*The following is for an unconscious or calm/cooperative non-combative child
The child should be told what is happening even if he/she appears to be unconscious. When using the Miami-Jr/Miami-J collar, follow the: Size it up, Scoop it up and Snug it up procedure (©Ossur)
Child UNDER 12 years old
Use Miami - Jr chart below
When using the Miami-Jr collar you will need a third person to assist with this (see above)
Child OVER 12 years old
NOTE: Although the 250 XS is required by only 5% of the adult population, it is likely that many of our children over 12 in PICU will fit this collar. However, there should be at least one of each of collar sizes – 250 XS, 300 Small, 400 Medium, 500 Large - available in case required.
NOTE: Miami-J collar Front & Backs sizes are interchangeable (i.e. fronts interchangeable with other fronts & back interchangeable with other backs). However, this is rarely necessary.
When using the Miami-J collar, you will need a third person to assist with this (see above)

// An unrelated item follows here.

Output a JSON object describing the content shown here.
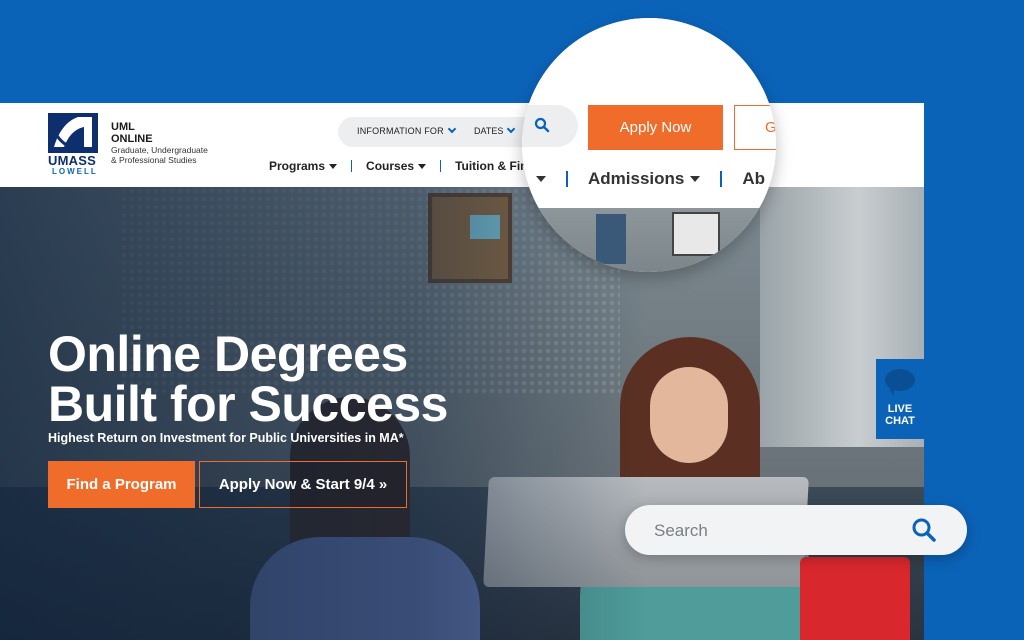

N.B. It is easier to adjust the Angulation buttons when Front of collar is off child
For BOTH Miami-Jr and Miami J check:
*N.B. If you have problems with fitting your patient with any of these ‘off-the-shelf’ collars, or your patient requires ‘bespoke’ collar fitting or any other issues, you can contact Paediatric Orthotics for advice (Mon-Fri).
Clinic 12 Therapies Hub
Royal Hospital for Children
0141 452 4651
Advanced Paediatric Life Support (2015) The structured approach to the seriously injured child: Cervical spine. APLS 2015, Ch. 13, pp. 144.
Davidson, M Choudrey, V (2015) Trauma team triggers. Royal Hospital for Children, Glasgow.
Davidson, M Choudrey, V (2018) Trauma team roles and responsibilities. Royal Hospital for Children, Glasgow.
European Paediatric Advanced Life Support (2016) In-line cervical spine immobilisation. EPALS (4th Ed). Resuscitation Council, London.
Gavin, TM Carandang, G Havey, R Flanagan, P Ghanayem, A Patwardhan, AG (2003) Biomechanical analysis of cervical orthoses in flexion and extension: A comparison of cervical collars and cervical thoracic orthoses. Journal of Rehabilitation Research and Development, Vol. 40 (6), pp. 527-538.
Foster, S (2017) Head injury guideline (Emergency department). Royal Hospital for Children, Glasgow.
Harrison, P (2000) Managing spinal Injuries: critical care. The initial management of people with actual or suspected spinal cord injury in high dependency and intensive care units. Spinal Injuries Association. SIA:London.
Harrison, P ‘MASCIP’ (2015) “Moving and Handling Patients with Actual or Suspected Spinal cord Injuries”. Produced by the Spinal Cord Injury centres of the United Kingdom and Ireland.
Holla, M Huisman, JMR Verdonschot, N Goosen, J Hosman, AJF Hannick, G (2016) The ability of external immobilizers to restrict movement of the cervical spine: a systematic review. European Spine Journal, Vol. 25, pp. 2023-2036
Meckler, G Leonard, J Hoyle, J (2014) Pediatric patient safety in emergency medical services. Semantic Scholar, Vol. 15 (1), pp. 18-27.
NICE. (2016) NG41 Spinal injury: Assessment and initial management. National Institute for Clinical Excellence. London:UK.
Ossur (2018) Miami J Collar: Competency interactive training course.
Ossur (2018) Miami J Collar: Sizing and application instructions.
RCH. (2017) Clinical guideline: Cervical spine assessment. The Royal Children’s Hospital, Melbourne.
RCEM. (2017) Position Statement: Paediatric Trauma – Stabilisation of the Cervical Spine. The Royal College of Emergency Medicine, London:UK.
Tescher, AN et al (2007) Range-of-motion restriction and craniofacial tissue-interface pressure from four cervical collars. The Journal of TRAUMA® Injury, Infection and Critical Care, Vol. 63 (5), pp. 1120-1126.
Last reviewed: 01 February 2019
Next review: 01 February 2022
Author(s): J Grady
Co-Author(s): Other professionals consulted: Colin Begg (PICU Consultant); Fiona Clements (Resuscitation Training Officer); Melville Dixon (Paediatric Orthotic Service Lead); Mark Worrell & Christina Harry (PICU Consultants – Trauma Link); Morag Marshall (Clinical Nurse Educator PICU); John Thomson (Clinical Nurse Educator PICU); Lorraine Todd (Advanced Paediatric Neuroscience Nurse Practitioner)
Approved By: Clinical Effectiveness
Reviewer Name(s): PICU Guideline Group